“The flavoured ciders are definitely coming into their own now. As summer arrives we flex our space to bring in more flavoured lines,” says Harj.

“In the past it used to be just your standard apple ciders and that was it,” confirms Richard. “Today everything from Strongbow to Kopparberg to your Old Mout flavoured ciders are definitely big growers. I would even say, in fact, that the market has moved away from alcopop-type stuff into fruit cider. Fruit flavours are certainly a huge chunk of sales.

“Kopparberg is our strongest-selling variety of flavoured cider. And you’ve also got Strongbow Dark Fruit – which I think is the modern equivalent of the ‘cider and black’ you used to get in the pub when you were younger.”

Fruit cider goes down so well that Richard reckons he’d ditch some of the more traditional apple lines if space became an issue.

“To give you an idea, our Old Mout kiwi lime cider sold 25 bottles the previous week and we sold six cans of a standard cider. That’s quite a contrast, isn’t it?” he says.

“Fruit cider has changed the market completely. Shoppers want something interesting and different, and that’s driving the trend for flavours.”

The future

With vintage and fruit products leading the way, sales of cider might be going great guns in c-stores, but the manufacturers are now facing a big challenge for the future. A period of what Mintel calls “phenomenal” growth has slowed as the market becomes saturated with brands all trying to out-do each other.

It suggests the answer is to continue the path upmarket by using new opportunities to tell shoppers about a product’s heritage and provenance on the shelf. This could mean, like craft beer, cider becomes more of a ‘foodie’ product to rival wine.

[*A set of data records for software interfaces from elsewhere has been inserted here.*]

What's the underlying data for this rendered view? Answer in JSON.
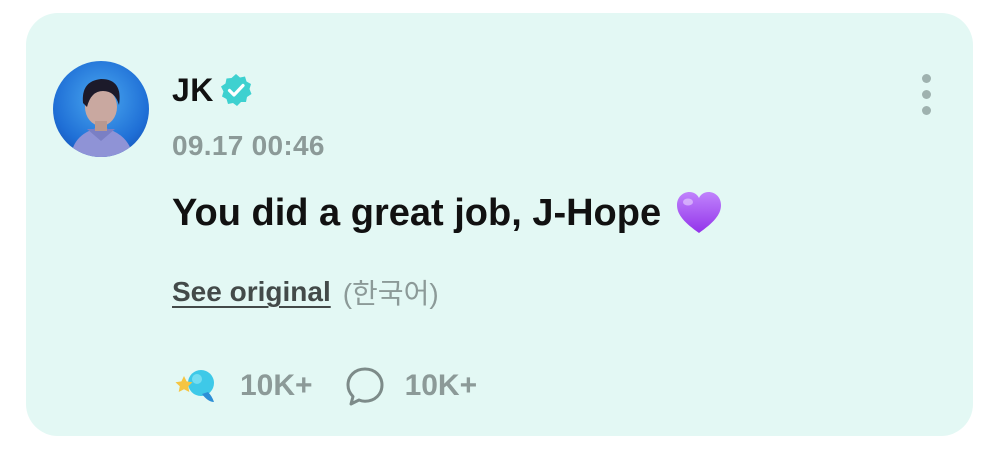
{
  "post": {
    "author": "JK",
    "verified_icon": "verified-badge-icon",
    "timestamp": "09.17 00:46",
    "message": "You did a great job, J-Hope",
    "message_emoji": "purple-heart-icon",
    "see_original_label": "See original",
    "original_language": "(한국어)",
    "reactions": {
      "icon": "star-wand-icon",
      "count": "10K+"
    },
    "comments": {
      "icon": "speech-bubble-icon",
      "count": "10K+"
    },
    "more_icon": "more-vertical-icon"
  },
  "colors": {
    "card_background": "#e3f8f4",
    "verified_badge": "#3ed1d0",
    "heart": "#a855f7",
    "secondary_text": "#8c9a98"
  }
}
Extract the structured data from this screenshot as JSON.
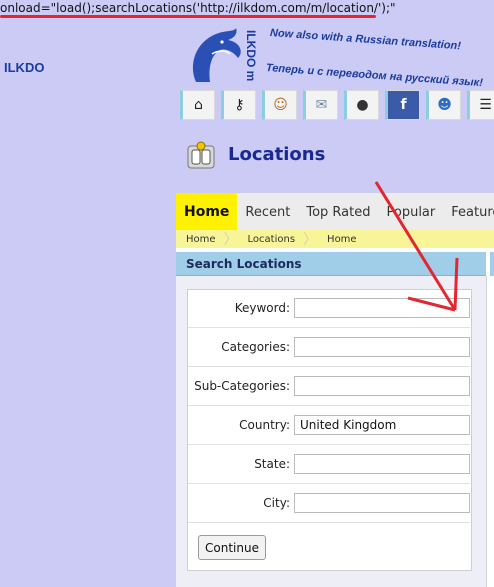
{
  "code_snippet": "onload=\"load();searchLocations('http://ilkdom.com/m/location/');\"",
  "branding": {
    "logo_text": "ILKDO",
    "logo_vertical": "ILKDO m",
    "tagline_en": "Now also with a Russian translation!",
    "tagline_ru": "Теперь и с переводом на русский язык!"
  },
  "icon_bar": [
    {
      "name": "home-icon",
      "glyph": "⌂"
    },
    {
      "name": "keyhole-icon",
      "glyph": "⚷"
    },
    {
      "name": "user-icon",
      "glyph": "☺"
    },
    {
      "name": "mail-icon",
      "glyph": "✉"
    },
    {
      "name": "ball-icon",
      "glyph": "●"
    },
    {
      "name": "facebook-icon",
      "glyph": "f"
    },
    {
      "name": "group-icon",
      "glyph": "☻"
    },
    {
      "name": "document-icon",
      "glyph": "☰"
    }
  ],
  "page": {
    "title": "Locations"
  },
  "tabs": [
    "Home",
    "Recent",
    "Top Rated",
    "Popular",
    "Featured"
  ],
  "breadcrumbs": [
    "Home",
    "Locations",
    "Home"
  ],
  "search": {
    "heading": "Search Locations",
    "fields": [
      {
        "label": "Keyword:",
        "value": ""
      },
      {
        "label": "Categories:",
        "value": ""
      },
      {
        "label": "Sub-Categories:",
        "value": ""
      },
      {
        "label": "Country:",
        "value": "United Kingdom"
      },
      {
        "label": "State:",
        "value": ""
      },
      {
        "label": "City:",
        "value": ""
      }
    ],
    "submit_label": "Continue"
  },
  "colors": {
    "background": "#cccbf5",
    "accent_tab": "#fff200",
    "title": "#182a8f",
    "annotation": "#e3262f"
  }
}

Beer and food pairings are now in the mainstream, so is there now space for cider to get in on the dinner party act?

Martin Thatcher, fourth generation cidermaker at Thatchers Cider, certainly thinks so. “Offering new ideas and promoting the versatility of cider is a great way for retailers to add interest to their merchandising. We’ve come up with some wonderful cider cocktails, which are really on trend. We’ve also produced a Guide to Pairing Cider with Food, which explains which styles of cider go well with different food types, helping retailers come up with cider and food pairing recommendations for customers. This works particularly well during the outdoor party and barbecue season when there are plenty of opportunities for cross-merchandising.”

This new foodie focus on cider certainly hasn’t been lost on Richard. A fair proportion of his cider stock goes to fuel student parties (“You look at the figures and say ‘yep – there was a party on that Tuesday,” he laughs). But he’s also noticed young professionals buying it as an on-trend choice for other less-raucous social occasions.

“I think it’s probably very 1980s to say that everyone goes along and takes a bottle of white wine to a party these days,” he says.

“I think cider is becoming a bit of a substitute to traditional wines as they used to be. People can take a bottle of cider along to an event as opposed to having to have a six-pack of lager or bottle of wine.

“I think it just opens the market up a little bit more. People these days are more adventurous than they used to be.”